Return on net assets RONA is a financial measurement tool that is calculated by dividing net profit by the total of fixed assets and net working capital.

The RONA ratio shows how well a company has managed and deployed assets in ways that have economic value. A higher ratio result indicates that management is extracting more income from each dollar invested in the asset. RONA is also used to measure how well a company is doing relative to others in its industry.


Return on net assets (RONA) compares a company’s net profit to its net assets to show how well it uses those assets to generate income.
A high RONA indicates that the management is making optimal use of the company’s assets.
Net income and fixed assets can be adjusted for unusual or non-recurring items to arrive at the result of the normal ratio.

How Do You Calculate RONA?

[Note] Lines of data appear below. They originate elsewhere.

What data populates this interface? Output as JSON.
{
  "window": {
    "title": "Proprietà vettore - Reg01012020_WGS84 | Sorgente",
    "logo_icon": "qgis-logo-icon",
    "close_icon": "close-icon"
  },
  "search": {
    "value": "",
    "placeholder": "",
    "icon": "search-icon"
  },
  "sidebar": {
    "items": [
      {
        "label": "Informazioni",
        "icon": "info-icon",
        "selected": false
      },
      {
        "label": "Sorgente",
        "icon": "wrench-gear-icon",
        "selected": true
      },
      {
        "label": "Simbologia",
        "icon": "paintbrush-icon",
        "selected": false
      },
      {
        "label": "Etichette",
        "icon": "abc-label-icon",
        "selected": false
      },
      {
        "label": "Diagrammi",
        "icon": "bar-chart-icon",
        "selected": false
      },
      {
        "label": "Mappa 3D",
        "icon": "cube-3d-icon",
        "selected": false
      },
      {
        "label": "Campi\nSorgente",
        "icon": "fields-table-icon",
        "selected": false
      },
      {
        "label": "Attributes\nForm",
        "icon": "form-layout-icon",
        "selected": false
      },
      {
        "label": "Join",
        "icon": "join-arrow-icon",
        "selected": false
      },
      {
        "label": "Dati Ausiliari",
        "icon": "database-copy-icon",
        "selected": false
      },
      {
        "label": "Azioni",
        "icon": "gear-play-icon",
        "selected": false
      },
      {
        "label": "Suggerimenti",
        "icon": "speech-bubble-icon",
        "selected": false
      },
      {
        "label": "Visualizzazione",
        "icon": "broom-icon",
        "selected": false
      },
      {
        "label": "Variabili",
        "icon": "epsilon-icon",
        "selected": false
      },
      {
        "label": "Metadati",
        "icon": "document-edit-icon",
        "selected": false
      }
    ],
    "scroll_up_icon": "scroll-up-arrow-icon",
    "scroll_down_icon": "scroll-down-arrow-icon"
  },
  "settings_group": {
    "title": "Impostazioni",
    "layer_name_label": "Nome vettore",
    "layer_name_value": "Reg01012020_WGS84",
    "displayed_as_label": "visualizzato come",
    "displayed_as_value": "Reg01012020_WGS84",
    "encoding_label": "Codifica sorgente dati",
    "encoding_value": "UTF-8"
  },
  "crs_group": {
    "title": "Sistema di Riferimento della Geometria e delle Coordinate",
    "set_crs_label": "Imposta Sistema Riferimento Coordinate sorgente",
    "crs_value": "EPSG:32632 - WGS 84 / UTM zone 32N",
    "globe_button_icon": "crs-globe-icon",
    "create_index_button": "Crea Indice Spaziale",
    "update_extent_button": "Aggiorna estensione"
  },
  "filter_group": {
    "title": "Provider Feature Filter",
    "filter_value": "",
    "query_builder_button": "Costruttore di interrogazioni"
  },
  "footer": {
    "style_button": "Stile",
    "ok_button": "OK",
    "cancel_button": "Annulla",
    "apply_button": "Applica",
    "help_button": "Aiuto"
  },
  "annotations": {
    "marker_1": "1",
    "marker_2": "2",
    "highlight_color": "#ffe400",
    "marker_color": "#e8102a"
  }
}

Net income, fixed assets, and net working capital are the three components of RONA. Net income is found on the income statement and is calculated as revenue less expenses associated with making or selling a company’s products, operating expenses such as management salaries and utilities, debt-related interest expenses, and others All expenses.

Fixed assets, such as real estate and machinery, are tangible assets used in production. Working capital is calculated by deducting financial liabilities from total assets. It is important to note that long-term liabilities are not a part of working capital and are not deducted in the denominator while calculating working capital return on net assets ratio.

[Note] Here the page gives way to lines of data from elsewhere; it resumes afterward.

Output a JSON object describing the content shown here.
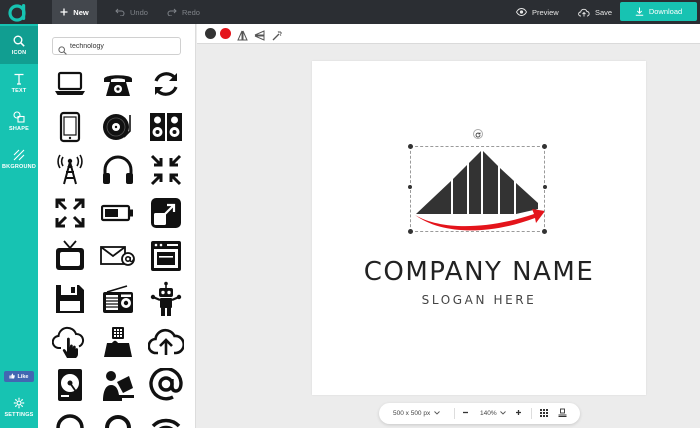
{
  "topbar": {
    "new_label": "New",
    "undo_label": "Undo",
    "redo_label": "Redo",
    "preview_label": "Preview",
    "save_label": "Save",
    "download_label": "Download"
  },
  "sidebar": {
    "items": [
      {
        "label": "ICON",
        "icon": "search-icon",
        "active": true
      },
      {
        "label": "TEXT",
        "icon": "text-icon",
        "active": false
      },
      {
        "label": "SHAPE",
        "icon": "shape-icon",
        "active": false
      },
      {
        "label": "BKGROUND",
        "icon": "background-icon",
        "active": false
      }
    ],
    "like_label": "Like",
    "settings_label": "SETTINGS"
  },
  "icon_panel": {
    "search_value": "technology",
    "icons": [
      "laptop-icon",
      "telephone-icon",
      "refresh-icon",
      "tablet-icon",
      "turntable-icon",
      "speakers-icon",
      "signal-tower-icon",
      "headphones-icon",
      "collapse-arrows-icon",
      "expand-arrows-icon",
      "battery-icon",
      "resize-icon",
      "retro-tv-icon",
      "email-icon",
      "oven-icon",
      "floppy-disk-icon",
      "radio-icon",
      "robot-icon",
      "cloud-touch-icon",
      "keyboard-hand-icon",
      "cloud-upload-icon",
      "hard-drive-icon",
      "person-computer-icon",
      "at-sign-icon"
    ]
  },
  "canvas_toolbar": {
    "colors": [
      "#333333",
      "#e4141b"
    ]
  },
  "artboard": {
    "company_name": "COMPANY NAME",
    "slogan": "SLOGAN HERE"
  },
  "bottom_bar": {
    "canvas_size": "500 x 500 px",
    "zoom": "140%"
  }
}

Sometimes, analysts will make some adjustments to the ratio formula entry to smooth or normalize the results, especially when compared to other companies. For example, keep in mind that a fixed asset balance can be affected by certain types of accelerated depreciation, where up to 40% of an asset’s value can be written off in the first full year of posting.

In addition, any significant event that resulted in a significant loss or abnormal income must be adjusted against net income, especially if these are one-time events. Intangible assets such as goodwill are another item that analysts sometimes exclude from the calculation, as they are often acquired simply through acquisition rather than being an asset purchased for use in the production of goods, such as equipment. new piece.

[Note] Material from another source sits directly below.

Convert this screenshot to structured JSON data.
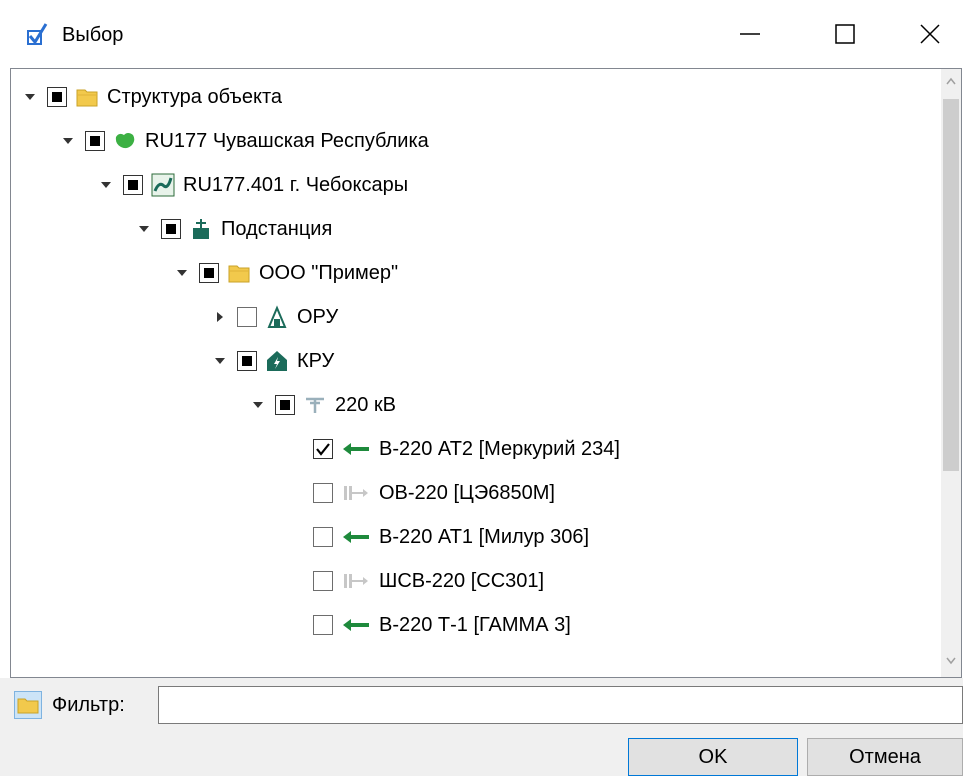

What Does RONA Tell You?

The return on net assets (RONA) ratio compares a company’s net income to its assets and helps investors determine how well a company is generating a return on its assets. The more a company’s revenue is in comparison to its assets, the more efficient the company is at deploying those assets. The RONA is a particularly important metric for venture capital firms, which have fixed assets as a primary component of their assets.

Interpretation of Return on Net Assets

A high RONA means that a company is using its assets and working capital effectively and efficiently, although no single account tells the full story of a company’s performance.

If the purpose of the calculation is to establish a long-term perspective of the company’s ability to create value, the extraordinary expense can be added back to net income. For example, if a company had net income of $10 million but incurred extraordinary expenses of $1 million, the net income figure could be adjusted to $11 million. This adjustment provides an indication of the return on net assets a company can expect in the coming year if it no longer has to incur any extraordinary expenses.

RONA Example

Let’s say a company has $1 billion in revenue and total expenses including taxes are $800 million, then its net income is $200 million. The company has current assets of 400 million US dollars and current liabilities of 200 million US dollars, which gives it a net working capital of 200 million US dollars.

Moreover, the fixed assets of the company is $800 million. In the RONA denominator, adding fixed assets to net working capital generates $1 billion. Net income of $200 million divided by $1 billion yields a return on net assets for the company of 20%.